Material defects in end products can quickly result in failures in many areas of industry, and have a massive impact on the safe use of their products. This is why, in the field of quality assurance, intelligent, nondestructive sensor systems play a key role. They allow testing components and parts in a rapid and cost-efficient manner without destroying the actual product or changing its surface. Experts from the Fraunhofer IZFP in Saarbrücken will be presenting two exhibits at the Blechexpo in Stuttgart from 7–10 November 2017 that allow fast, reliable, and automated characterization of materials and detection of defects (Hall 5, Booth 5306).

When quality testing uses time-consuming destructive test methods, it can result in enormous costs due to damaging or destroying the products. And given that...

Im Focus: Cold molecules on collision course

Using a new cooling technique MPQ scientists succeed at observing collisions in a dense beam of cold and slow dipolar molecules.

How do chemical reactions proceed at extremely low temperatures? The answer requires the investigation of molecular samples that are cold, dense, and slow at...

Im Focus: Shrinking the proton again!

Scientists from the Max Planck Institute of Quantum Optics, using high precision laser spectroscopy of atomic hydrogen, confirm the surprisingly small value of the proton radius determined from muonic hydrogen.

It was one of the breakthroughs of the year 2010: Laser spectroscopy of muonic hydrogen resulted in a value for the proton charge radius that was significantly...

All Focus news of the innovation-report >>>

Anzeige

Anzeige

Event News

ASEAN Member States discuss the future role of renewable energy

17.10.2017 | Event News

World Health Summit 2017: International experts set the course for the future of Global Health

10.10.2017 | Event News

Climate Engineering Conference 2017 Opens in Berlin

10.10.2017 | Event News

 
Latest News

Terahertz spectroscopy goes nano

20.10.2017 | Information Technology

Strange but true: Turning a material upside down can sometimes make it softer

20.10.2017 | Materials Sciences
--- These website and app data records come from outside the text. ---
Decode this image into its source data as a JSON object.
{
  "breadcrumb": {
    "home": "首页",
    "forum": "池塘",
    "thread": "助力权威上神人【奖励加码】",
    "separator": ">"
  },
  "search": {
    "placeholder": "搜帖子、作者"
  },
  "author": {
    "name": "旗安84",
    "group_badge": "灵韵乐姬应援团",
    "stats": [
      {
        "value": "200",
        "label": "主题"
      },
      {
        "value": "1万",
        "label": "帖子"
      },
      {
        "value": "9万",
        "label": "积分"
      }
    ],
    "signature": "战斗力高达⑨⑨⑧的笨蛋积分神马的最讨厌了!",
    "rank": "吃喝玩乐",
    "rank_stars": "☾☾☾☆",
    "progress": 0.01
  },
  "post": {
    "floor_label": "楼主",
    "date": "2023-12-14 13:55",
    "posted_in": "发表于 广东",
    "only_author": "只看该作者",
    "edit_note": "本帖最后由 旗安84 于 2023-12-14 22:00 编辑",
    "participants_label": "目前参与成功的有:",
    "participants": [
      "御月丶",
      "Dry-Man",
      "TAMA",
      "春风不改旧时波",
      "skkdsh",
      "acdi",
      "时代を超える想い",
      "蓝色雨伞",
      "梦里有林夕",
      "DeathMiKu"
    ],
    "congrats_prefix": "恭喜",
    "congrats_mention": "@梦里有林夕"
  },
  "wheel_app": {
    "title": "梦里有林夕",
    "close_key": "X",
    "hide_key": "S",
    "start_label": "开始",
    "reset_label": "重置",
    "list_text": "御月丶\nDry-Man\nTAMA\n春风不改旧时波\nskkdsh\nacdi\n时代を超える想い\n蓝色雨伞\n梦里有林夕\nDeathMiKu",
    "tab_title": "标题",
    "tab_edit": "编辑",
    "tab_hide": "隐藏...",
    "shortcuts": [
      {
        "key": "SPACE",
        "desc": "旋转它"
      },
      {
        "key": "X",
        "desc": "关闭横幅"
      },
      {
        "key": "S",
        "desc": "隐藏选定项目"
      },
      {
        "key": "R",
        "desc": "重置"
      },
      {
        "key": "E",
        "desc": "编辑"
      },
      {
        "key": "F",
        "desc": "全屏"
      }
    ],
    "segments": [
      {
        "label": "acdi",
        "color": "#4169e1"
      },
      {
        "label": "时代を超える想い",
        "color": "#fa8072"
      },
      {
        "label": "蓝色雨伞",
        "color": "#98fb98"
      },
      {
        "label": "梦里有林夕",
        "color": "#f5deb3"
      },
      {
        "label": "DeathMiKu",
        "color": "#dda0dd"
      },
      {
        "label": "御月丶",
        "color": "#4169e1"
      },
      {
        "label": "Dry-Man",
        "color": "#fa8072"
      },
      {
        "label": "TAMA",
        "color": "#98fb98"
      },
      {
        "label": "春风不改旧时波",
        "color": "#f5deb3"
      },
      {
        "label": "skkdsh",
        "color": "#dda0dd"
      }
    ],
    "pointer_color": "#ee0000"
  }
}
NRL clarifies valley polarization for electronic and optoelectronic technologies

20.10.2017 | Interdisciplinary Research

VideoLinks
B2B-VideoLinks
More VideoLinks >>>